Could you copy all of the records below exactly as they appear?

[SUPPLIED ENTRIES]

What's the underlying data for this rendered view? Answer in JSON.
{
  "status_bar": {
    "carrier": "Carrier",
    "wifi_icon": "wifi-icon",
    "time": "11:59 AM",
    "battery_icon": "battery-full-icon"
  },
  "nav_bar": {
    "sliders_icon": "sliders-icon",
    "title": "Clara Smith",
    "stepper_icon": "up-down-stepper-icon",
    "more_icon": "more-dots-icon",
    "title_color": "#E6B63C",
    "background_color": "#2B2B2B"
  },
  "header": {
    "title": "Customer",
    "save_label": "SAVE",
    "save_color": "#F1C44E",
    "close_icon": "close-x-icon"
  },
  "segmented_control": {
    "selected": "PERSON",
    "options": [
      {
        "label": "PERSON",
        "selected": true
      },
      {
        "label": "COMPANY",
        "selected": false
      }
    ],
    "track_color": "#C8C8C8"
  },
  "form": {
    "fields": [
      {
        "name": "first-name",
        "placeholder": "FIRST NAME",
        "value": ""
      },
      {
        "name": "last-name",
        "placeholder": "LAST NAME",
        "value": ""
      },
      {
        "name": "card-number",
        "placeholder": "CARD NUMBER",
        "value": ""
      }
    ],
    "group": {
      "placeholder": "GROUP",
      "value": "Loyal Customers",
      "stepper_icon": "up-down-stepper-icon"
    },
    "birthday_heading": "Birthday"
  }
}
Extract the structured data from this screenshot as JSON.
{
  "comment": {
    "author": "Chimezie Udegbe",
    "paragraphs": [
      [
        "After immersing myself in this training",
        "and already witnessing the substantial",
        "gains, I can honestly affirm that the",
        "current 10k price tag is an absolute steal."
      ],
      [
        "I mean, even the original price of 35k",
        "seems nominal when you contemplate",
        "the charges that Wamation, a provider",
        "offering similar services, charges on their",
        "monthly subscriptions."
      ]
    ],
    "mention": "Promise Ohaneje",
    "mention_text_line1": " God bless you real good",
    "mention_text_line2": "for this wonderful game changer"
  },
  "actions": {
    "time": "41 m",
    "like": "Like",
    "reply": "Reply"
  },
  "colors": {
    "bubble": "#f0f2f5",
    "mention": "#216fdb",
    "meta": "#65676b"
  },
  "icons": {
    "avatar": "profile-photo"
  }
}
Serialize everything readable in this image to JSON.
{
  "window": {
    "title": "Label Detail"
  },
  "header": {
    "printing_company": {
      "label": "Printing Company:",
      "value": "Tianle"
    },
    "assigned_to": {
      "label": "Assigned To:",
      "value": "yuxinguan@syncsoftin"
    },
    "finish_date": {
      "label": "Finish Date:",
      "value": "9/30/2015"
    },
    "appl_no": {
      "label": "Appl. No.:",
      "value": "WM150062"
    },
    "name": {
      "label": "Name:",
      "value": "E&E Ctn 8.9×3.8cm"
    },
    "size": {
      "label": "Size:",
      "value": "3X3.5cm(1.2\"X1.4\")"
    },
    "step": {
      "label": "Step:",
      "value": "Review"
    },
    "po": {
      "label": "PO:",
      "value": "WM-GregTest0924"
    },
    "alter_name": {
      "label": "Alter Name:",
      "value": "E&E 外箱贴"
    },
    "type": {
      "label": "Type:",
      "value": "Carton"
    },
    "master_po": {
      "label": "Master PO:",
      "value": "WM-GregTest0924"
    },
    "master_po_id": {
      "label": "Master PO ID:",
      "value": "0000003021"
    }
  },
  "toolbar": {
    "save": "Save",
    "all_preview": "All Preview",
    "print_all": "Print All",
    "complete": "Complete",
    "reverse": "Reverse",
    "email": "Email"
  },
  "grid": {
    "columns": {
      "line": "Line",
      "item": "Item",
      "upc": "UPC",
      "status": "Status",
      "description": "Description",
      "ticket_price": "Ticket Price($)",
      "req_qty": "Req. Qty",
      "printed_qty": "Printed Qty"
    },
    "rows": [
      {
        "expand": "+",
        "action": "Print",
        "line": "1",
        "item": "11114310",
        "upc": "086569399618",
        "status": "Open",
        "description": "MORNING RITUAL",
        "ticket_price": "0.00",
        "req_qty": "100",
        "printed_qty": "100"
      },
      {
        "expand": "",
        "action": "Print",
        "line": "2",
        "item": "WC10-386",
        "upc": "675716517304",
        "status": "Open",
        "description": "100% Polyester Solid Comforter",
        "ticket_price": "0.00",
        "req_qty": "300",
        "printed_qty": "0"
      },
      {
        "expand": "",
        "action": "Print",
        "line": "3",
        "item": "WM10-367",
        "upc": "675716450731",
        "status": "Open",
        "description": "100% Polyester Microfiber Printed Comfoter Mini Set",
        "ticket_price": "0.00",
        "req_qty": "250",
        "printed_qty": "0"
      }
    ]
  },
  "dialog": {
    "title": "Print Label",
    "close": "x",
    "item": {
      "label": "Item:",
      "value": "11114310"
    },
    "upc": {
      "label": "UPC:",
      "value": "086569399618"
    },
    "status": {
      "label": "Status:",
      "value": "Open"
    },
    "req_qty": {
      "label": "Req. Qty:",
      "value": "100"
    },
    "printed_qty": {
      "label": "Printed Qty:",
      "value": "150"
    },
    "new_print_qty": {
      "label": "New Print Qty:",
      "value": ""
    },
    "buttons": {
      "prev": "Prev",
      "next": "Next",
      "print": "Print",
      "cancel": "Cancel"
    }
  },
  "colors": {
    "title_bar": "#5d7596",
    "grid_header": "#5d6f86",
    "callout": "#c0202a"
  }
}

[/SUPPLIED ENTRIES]

* YOUR SOLUTION
What's the underlying data for this rendered view? Answer in JSON.
{
  "status_bar": {
    "carrier": "Carrier",
    "wifi_icon": "wifi-icon",
    "time": "11:59 AM",
    "battery_icon": "battery-full-icon"
  },
  "nav_bar": {
    "sliders_icon": "sliders-icon",
    "title": "Clara Smith",
    "stepper_icon": "up-down-stepper-icon",
    "more_icon": "more-dots-icon",
    "title_color": "#E6B63C",
    "background_color": "#2B2B2B"
  },
  "header": {
    "title": "Customer",
    "save_label": "SAVE",
    "save_color": "#F1C44E",
    "close_icon": "close-x-icon"
  },
  "segmented_control": {
    "selected": "PERSON",
    "options": [
      {
        "label": "PERSON",
        "selected": true
      },
      {
        "label": "COMPANY",
        "selected": false
      }
    ],
    "track_color": "#C8C8C8"
  },
  "form": {
    "fields": [
      {
        "name": "first-name",
        "placeholder": "FIRST NAME",
        "value": ""
      },
      {
        "name": "last-name",
        "placeholder": "LAST NAME",
        "value": ""
      },
      {
        "name": "card-number",
        "placeholder": "CARD NUMBER",
        "value": ""
      }
    ],
    "group": {
      "placeholder": "GROUP",
      "value": "Loyal Customers",
      "stepper_icon": "up-down-stepper-icon"
    },
    "birthday_heading": "Birthday"
  }
}
Extract the structured data from this screenshot as JSON.
{
  "comment": {
    "author": "Chimezie Udegbe",
    "paragraphs": [
      [
        "After immersing myself in this training",
        "and already witnessing the substantial",
        "gains, I can honestly affirm that the",
        "current 10k price tag is an absolute steal."
      ],
      [
        "I mean, even the original price of 35k",
        "seems nominal when you contemplate",
        "the charges that Wamation, a provider",
        "offering similar services, charges on their",
        "monthly subscriptions."
      ]
    ],
    "mention": "Promise Ohaneje",
    "mention_text_line1": " God bless you real good",
    "mention_text_line2": "for this wonderful game changer"
  },
  "actions": {
    "time": "41 m",
    "like": "Like",
    "reply": "Reply"
  },
  "colors": {
    "bubble": "#f0f2f5",
    "mention": "#216fdb",
    "meta": "#65676b"
  },
  "icons": {
    "avatar": "profile-photo"
  }
}
Serialize everything readable in this image to JSON.
{
  "window": {
    "title": "Label Detail"
  },
  "header": {
    "printing_company": {
      "label": "Printing Company:",
      "value": "Tianle"
    },
    "assigned_to": {
      "label": "Assigned To:",
      "value": "yuxinguan@syncsoftin"
    },
    "finish_date": {
      "label": "Finish Date:",
      "value": "9/30/2015"
    },
    "appl_no": {
      "label": "Appl. No.:",
      "value": "WM150062"
    },
    "name": {
      "label": "Name:",
      "value": "E&E Ctn 8.9×3.8cm"
    },
    "size": {
      "label": "Size:",
      "value": "3X3.5cm(1.2\"X1.4\")"
    },
    "step": {
      "label": "Step:",
      "value": "Review"
    },
    "po": {
      "label": "PO:",
      "value": "WM-GregTest0924"
    },
    "alter_name": {
      "label": "Alter Name:",
      "value": "E&E 外箱贴"
    },
    "type": {
      "label": "Type:",
      "value": "Carton"
    },
    "master_po": {
      "label": "Master PO:",
      "value": "WM-GregTest0924"
    },
    "master_po_id": {
      "label": "Master PO ID:",
      "value": "0000003021"
    }
  },
  "toolbar": {
    "save": "Save",
    "all_preview": "All Preview",
    "print_all": "Print All",
    "complete": "Complete",
    "reverse": "Reverse",
    "email": "Email"
  },
  "grid": {
    "columns": {
      "line": "Line",
      "item": "Item",
      "upc": "UPC",
      "status": "Status",
      "description": "Description",
      "ticket_price": "Ticket Price($)",
      "req_qty": "Req. Qty",
      "printed_qty": "Printed Qty"
    },
    "rows": [
      {
        "expand": "+",
        "action": "Print",
        "line": "1",
        "item": "11114310",
        "upc": "086569399618",
        "status": "Open",
        "description": "MORNING RITUAL",
        "ticket_price": "0.00",
        "req_qty": "100",
        "printed_qty": "100"
      },
      {
        "expand": "",
        "action": "Print",
        "line": "2",
        "item": "WC10-386",
        "upc": "675716517304",
        "status": "Open",
        "description": "100% Polyester Solid Comforter",
        "ticket_price": "0.00",
        "req_qty": "300",
        "printed_qty": "0"
      },
      {
        "expand": "",
        "action": "Print",
        "line": "3",
        "item": "WM10-367",
        "upc": "675716450731",
        "status": "Open",
        "description": "100% Polyester Microfiber Printed Comfoter Mini Set",
        "ticket_price": "0.00",
        "req_qty": "250",
        "printed_qty": "0"
      }
    ]
  },
  "dialog": {
    "title": "Print Label",
    "close": "x",
    "item": {
      "label": "Item:",
      "value": "11114310"
    },
    "upc": {
      "label": "UPC:",
      "value": "086569399618"
    },
    "status": {
      "label": "Status:",
      "value": "Open"
    },
    "req_qty": {
      "label": "Req. Qty:",
      "value": "100"
    },
    "printed_qty": {
      "label": "Printed Qty:",
      "value": "150"
    },
    "new_print_qty": {
      "label": "New Print Qty:",
      "value": ""
    },
    "buttons": {
      "prev": "Prev",
      "next": "Next",
      "print": "Print",
      "cancel": "Cancel"
    }
  },
  "colors": {
    "title_bar": "#5d7596",
    "grid_header": "#5d6f86",
    "callout": "#c0202a"
  }
}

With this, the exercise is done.